_Work order:_ Check every line below for the word "JSON" and copy the ones that have it.

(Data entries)
□ □ □

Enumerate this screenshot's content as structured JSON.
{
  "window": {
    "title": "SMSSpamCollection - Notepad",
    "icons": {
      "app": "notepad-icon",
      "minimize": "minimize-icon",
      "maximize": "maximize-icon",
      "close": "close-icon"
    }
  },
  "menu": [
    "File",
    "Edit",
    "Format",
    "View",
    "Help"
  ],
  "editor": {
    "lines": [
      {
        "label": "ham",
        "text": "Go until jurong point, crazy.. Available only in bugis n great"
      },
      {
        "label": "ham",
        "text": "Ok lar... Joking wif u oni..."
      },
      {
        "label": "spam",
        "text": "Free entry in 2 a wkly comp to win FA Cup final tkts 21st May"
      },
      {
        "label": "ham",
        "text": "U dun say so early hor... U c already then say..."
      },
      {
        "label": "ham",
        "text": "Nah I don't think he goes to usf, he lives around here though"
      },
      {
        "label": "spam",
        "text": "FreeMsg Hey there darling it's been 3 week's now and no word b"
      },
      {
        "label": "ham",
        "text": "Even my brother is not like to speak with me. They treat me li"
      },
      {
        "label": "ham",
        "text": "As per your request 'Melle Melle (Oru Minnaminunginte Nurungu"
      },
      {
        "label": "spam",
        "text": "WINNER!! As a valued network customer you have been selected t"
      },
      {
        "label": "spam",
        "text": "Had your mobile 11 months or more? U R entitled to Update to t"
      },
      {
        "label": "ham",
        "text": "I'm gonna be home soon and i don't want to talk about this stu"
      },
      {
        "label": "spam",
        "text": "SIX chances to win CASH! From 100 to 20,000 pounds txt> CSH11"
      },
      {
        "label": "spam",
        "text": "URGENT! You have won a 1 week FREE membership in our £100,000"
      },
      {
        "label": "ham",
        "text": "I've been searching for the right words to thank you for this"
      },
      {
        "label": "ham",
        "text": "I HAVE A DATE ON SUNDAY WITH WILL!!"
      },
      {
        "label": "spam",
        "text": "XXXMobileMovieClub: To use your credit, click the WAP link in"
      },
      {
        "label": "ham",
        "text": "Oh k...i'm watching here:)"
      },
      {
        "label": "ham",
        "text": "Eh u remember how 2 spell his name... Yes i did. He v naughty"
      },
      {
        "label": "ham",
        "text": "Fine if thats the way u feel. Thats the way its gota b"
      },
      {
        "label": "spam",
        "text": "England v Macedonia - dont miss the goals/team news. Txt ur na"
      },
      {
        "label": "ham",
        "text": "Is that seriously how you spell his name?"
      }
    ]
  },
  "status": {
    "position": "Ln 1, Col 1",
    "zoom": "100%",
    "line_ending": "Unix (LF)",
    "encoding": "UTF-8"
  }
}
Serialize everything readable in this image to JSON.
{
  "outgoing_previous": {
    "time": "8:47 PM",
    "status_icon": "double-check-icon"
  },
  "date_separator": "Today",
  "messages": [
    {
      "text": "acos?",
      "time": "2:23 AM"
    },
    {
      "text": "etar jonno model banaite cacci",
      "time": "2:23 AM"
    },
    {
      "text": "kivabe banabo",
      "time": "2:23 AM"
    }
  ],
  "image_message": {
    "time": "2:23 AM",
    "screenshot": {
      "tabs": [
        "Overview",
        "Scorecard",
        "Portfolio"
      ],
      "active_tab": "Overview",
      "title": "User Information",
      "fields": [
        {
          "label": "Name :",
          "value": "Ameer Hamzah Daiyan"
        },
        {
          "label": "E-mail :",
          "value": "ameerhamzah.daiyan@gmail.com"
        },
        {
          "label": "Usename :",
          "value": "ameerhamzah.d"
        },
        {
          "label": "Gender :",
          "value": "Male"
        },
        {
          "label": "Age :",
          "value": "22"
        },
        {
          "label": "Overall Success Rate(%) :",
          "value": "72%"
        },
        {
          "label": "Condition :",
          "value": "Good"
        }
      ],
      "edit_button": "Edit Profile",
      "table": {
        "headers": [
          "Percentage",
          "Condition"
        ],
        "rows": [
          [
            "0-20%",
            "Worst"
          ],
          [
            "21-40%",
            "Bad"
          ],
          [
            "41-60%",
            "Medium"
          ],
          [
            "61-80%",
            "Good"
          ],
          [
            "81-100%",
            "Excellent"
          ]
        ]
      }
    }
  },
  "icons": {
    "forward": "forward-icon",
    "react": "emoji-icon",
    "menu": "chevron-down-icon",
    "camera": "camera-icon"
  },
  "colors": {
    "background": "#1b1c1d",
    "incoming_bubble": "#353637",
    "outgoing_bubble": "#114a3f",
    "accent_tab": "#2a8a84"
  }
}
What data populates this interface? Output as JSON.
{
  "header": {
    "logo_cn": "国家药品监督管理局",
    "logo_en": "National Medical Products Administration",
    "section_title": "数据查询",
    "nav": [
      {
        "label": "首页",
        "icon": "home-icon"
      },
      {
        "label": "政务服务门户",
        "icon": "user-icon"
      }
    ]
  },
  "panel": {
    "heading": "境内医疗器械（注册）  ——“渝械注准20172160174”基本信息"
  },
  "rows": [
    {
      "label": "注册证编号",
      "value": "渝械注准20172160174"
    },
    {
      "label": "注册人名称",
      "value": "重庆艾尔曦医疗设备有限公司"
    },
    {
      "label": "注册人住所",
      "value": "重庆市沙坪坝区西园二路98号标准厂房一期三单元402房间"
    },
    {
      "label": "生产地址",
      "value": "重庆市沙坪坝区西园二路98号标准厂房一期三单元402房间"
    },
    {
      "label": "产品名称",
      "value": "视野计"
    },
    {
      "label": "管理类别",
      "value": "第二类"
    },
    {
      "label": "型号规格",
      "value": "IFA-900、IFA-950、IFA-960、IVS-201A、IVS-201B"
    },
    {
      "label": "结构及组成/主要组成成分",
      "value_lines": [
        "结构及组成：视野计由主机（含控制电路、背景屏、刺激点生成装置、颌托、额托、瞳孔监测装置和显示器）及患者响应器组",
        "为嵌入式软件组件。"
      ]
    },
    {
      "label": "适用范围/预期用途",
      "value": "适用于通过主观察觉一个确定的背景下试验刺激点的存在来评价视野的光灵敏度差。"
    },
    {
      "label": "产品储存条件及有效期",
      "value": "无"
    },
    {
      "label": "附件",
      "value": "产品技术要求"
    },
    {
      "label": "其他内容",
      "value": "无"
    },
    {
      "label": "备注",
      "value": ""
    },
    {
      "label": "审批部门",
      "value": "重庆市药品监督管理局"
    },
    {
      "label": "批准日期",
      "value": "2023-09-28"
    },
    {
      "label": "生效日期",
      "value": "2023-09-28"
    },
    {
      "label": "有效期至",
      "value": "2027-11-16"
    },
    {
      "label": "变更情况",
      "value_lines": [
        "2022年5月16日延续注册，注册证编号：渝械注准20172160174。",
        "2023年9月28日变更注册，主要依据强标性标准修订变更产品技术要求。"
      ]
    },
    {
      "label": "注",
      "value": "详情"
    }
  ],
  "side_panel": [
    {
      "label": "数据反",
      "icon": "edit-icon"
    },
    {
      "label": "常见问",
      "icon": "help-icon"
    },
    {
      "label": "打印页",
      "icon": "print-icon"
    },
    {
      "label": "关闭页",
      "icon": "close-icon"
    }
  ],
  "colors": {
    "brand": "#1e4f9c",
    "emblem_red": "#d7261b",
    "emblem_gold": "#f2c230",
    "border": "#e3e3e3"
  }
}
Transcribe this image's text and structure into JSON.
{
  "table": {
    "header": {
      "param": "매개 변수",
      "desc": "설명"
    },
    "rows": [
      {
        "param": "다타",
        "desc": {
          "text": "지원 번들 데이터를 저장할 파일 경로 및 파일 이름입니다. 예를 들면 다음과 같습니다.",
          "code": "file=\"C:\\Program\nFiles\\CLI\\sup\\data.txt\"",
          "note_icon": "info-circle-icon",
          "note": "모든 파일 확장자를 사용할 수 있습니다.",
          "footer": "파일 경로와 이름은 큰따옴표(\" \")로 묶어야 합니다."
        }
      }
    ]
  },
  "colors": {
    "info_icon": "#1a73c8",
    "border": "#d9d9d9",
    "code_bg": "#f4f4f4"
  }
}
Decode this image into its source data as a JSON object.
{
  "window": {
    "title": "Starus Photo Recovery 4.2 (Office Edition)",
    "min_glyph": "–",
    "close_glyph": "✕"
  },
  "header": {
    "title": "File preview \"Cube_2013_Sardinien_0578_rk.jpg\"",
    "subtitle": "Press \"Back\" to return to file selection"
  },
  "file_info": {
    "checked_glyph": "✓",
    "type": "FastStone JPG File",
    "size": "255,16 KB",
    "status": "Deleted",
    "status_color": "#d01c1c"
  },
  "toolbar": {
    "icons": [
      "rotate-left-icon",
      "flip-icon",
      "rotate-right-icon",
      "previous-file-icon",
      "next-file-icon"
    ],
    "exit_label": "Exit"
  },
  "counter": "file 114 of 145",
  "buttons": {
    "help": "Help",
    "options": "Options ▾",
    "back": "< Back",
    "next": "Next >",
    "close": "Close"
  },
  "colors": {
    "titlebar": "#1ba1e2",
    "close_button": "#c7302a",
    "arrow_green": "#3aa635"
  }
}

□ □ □

_Answer section:_
Enumerate this screenshot's content as structured JSON.
Serialize everything readable in this image to JSON.
What data populates this interface? Output as JSON.
Transcribe this image's text and structure into JSON.
Decode this image into its source data as a JSON object.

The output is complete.